Determine how many lines below contain the word "header", then state only that figure.

....................

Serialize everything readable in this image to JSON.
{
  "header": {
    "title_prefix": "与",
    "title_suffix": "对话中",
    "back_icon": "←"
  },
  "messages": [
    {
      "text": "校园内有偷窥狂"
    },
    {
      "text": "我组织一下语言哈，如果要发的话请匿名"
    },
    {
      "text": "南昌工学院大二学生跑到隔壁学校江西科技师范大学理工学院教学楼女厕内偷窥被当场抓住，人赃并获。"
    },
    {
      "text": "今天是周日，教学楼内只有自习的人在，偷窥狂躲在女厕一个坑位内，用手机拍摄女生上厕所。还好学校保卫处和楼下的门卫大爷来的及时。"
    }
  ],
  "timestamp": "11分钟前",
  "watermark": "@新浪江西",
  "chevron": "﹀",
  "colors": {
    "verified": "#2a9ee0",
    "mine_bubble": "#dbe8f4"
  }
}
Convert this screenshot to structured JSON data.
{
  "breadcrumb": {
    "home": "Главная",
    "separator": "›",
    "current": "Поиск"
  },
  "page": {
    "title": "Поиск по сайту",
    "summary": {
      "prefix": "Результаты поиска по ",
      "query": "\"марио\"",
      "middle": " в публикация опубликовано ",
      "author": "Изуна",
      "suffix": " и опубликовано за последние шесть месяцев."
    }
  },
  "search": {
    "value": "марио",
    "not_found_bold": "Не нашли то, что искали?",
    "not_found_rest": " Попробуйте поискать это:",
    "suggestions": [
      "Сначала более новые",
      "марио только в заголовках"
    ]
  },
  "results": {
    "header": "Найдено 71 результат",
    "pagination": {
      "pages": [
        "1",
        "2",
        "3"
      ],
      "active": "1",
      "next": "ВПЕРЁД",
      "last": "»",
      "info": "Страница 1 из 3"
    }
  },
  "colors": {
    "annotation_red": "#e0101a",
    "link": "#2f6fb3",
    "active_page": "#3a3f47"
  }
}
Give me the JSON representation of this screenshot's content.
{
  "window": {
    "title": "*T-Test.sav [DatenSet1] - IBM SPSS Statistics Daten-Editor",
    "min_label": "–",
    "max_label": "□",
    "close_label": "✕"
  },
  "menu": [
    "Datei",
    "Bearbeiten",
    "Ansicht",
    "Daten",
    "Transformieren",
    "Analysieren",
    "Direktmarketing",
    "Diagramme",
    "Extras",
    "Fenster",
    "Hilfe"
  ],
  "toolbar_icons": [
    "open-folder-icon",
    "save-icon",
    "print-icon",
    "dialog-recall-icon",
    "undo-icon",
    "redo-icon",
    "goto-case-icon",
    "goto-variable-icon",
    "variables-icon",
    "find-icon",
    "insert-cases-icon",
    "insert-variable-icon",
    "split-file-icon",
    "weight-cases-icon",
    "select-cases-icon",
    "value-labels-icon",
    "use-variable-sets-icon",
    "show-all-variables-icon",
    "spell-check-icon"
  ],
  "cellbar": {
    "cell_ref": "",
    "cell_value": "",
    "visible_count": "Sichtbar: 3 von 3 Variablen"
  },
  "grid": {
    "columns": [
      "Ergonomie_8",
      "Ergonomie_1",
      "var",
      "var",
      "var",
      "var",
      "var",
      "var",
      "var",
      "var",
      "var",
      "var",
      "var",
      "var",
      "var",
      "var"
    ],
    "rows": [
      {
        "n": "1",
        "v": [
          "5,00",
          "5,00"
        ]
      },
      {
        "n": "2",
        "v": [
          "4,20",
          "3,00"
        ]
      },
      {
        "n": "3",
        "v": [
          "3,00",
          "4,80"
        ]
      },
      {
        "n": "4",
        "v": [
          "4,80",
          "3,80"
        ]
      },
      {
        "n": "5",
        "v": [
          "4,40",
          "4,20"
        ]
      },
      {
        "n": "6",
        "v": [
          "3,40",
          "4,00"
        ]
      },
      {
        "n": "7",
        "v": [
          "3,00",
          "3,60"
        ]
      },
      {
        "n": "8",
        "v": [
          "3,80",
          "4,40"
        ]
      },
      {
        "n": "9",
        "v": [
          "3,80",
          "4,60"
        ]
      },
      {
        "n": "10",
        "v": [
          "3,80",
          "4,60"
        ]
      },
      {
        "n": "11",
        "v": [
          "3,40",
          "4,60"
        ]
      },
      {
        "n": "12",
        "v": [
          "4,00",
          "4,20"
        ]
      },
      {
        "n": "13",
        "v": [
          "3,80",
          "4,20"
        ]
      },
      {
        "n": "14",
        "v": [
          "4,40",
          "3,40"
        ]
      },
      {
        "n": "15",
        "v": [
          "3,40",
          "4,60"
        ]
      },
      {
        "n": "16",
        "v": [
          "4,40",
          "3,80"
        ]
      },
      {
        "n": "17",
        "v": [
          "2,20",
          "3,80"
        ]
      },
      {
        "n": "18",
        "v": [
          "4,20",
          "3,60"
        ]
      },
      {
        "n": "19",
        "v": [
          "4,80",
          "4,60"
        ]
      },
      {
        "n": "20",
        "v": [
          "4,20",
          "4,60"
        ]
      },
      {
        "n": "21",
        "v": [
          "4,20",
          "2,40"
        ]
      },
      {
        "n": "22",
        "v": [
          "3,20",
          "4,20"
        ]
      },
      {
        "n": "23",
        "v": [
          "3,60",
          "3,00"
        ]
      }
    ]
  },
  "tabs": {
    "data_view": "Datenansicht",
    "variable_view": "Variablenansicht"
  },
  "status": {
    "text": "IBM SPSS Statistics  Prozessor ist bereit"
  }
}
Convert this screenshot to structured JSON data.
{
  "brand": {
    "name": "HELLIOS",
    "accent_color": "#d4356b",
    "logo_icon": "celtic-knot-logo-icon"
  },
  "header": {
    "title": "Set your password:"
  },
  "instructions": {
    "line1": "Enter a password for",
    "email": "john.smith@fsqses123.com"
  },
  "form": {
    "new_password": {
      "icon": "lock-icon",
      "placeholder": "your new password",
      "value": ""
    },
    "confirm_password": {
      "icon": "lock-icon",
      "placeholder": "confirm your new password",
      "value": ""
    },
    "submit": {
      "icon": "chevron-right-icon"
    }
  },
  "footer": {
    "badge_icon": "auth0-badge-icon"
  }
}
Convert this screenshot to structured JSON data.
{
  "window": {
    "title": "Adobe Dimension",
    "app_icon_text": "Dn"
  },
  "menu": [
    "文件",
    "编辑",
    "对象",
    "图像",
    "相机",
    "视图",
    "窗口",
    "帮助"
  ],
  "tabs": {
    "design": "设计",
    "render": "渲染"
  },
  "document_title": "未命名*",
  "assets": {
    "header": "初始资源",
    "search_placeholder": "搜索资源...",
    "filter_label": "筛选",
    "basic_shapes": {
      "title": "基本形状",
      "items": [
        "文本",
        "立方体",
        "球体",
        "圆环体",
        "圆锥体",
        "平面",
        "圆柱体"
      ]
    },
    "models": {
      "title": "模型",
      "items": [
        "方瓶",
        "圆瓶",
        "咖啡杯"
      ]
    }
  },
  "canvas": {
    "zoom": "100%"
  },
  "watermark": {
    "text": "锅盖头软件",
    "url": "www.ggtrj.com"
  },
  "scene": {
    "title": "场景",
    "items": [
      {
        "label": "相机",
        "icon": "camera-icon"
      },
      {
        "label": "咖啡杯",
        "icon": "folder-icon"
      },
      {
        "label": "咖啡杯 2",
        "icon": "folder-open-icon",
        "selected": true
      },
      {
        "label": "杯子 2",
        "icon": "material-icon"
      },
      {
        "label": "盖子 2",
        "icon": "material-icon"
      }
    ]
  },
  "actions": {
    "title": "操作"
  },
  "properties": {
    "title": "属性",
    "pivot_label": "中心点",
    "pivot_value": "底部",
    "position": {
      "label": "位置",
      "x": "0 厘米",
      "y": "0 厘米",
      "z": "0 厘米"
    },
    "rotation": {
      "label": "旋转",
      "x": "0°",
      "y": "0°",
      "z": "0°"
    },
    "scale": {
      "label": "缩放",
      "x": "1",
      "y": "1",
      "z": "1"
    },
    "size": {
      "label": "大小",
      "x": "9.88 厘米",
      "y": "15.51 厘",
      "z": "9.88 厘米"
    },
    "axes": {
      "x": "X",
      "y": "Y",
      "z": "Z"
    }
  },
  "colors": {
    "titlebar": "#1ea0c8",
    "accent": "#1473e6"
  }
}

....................

# [Solution for this problem]
4